Consumer price inflation held at 2.7% in September, according to the Office for National Statistics, giving no let up on the painful squeeze on wages.
The latest wage figures from the ONS, for the three months to July, show regular pay lifting by just 1%.
"The largest upward contribution came from air fares, though this was offset by a downward contribution from petrol and diesel prices," said the ONS.
"These latest numbers continue the trend of broadly steady inflation seen since Spring 2012."
Inflation remains stubbornly above the government's 2% target, where it has been since November 2009.
"With prices still rising much faster than wages the cost of living crisis under David Cameron continues," said Catherine McKinnell MP, Labour's shadow economic secretary to the Treasury.

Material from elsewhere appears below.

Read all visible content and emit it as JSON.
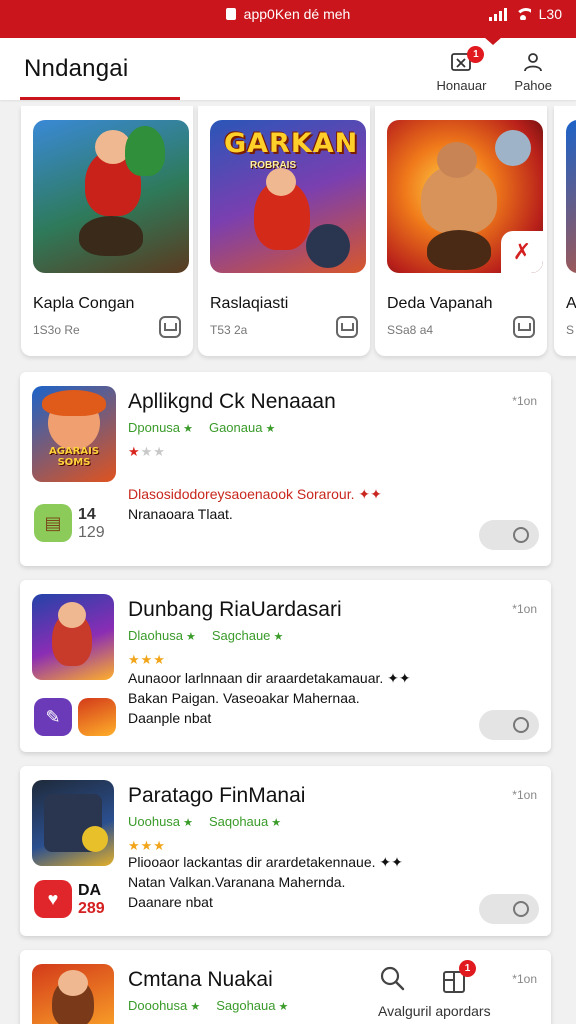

"After three damaging years of flatlining, working people are nearly £1,500 a year worse off under this Tory-led government."
Bank of England forecasts project inflation returning to target by 2015, but the headline number is subject to volatility in the numbers beneath.
Unstable commodity prices, such as food and fuel, have pushed up inflation in recent years.
Under the BoE's forward guidance policy, initiated by Governor Mark Carney, the base rate will not be lifted from its record-low of 0.5% until the unemployment rate falls below a threshold of 7%.
However, if medium-term inflation expectations rise then the BoE will void its forward guidance, designed to allay market fears that monetary policy, including £375bn of gilt purchases as part of the Bank's quantitative easing programme, will be tightened.
There are signs the UK economy is finally entering a recovery from the financial crisis. Output growth accelerated from the first to second quarters, from 0.3% to 0.7% respectively, and private industry surveys suggest the pace has gathered further in the third quarter.